Task instructions
Determine how many lines of the data include the word "icon", and write only that number.

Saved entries

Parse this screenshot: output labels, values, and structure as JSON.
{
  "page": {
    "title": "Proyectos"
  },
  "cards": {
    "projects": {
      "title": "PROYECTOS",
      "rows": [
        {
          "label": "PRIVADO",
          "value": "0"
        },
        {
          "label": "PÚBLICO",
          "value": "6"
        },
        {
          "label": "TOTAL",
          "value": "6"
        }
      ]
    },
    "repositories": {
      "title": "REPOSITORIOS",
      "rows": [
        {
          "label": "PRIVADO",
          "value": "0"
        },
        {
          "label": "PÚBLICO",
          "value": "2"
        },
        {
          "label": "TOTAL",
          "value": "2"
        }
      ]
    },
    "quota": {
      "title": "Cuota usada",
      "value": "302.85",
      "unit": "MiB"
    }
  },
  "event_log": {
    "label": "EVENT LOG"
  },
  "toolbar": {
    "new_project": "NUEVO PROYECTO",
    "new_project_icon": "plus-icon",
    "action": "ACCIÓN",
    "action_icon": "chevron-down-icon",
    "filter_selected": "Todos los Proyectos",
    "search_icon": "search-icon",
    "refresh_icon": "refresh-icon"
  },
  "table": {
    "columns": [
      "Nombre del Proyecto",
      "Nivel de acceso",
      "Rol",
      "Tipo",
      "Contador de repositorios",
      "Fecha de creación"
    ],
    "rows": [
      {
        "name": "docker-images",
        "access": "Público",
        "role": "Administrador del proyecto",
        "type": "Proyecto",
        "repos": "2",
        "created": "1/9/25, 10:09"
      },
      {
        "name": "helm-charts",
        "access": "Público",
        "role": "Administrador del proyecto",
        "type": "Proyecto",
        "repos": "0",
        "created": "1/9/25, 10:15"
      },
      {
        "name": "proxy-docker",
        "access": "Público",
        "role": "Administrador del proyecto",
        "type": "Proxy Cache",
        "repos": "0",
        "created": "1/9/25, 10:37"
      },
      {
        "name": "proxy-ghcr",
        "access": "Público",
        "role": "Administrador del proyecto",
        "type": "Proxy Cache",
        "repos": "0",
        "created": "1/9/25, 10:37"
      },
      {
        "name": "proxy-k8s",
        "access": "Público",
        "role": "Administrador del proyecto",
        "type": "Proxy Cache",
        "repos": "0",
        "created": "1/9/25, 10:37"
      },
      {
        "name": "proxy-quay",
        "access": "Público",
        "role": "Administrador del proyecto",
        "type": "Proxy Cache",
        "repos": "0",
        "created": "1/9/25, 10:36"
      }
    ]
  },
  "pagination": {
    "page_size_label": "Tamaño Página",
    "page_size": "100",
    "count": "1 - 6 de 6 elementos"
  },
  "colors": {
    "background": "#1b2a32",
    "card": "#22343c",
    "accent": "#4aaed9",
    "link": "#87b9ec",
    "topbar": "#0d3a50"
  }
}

Solution for this exercise
4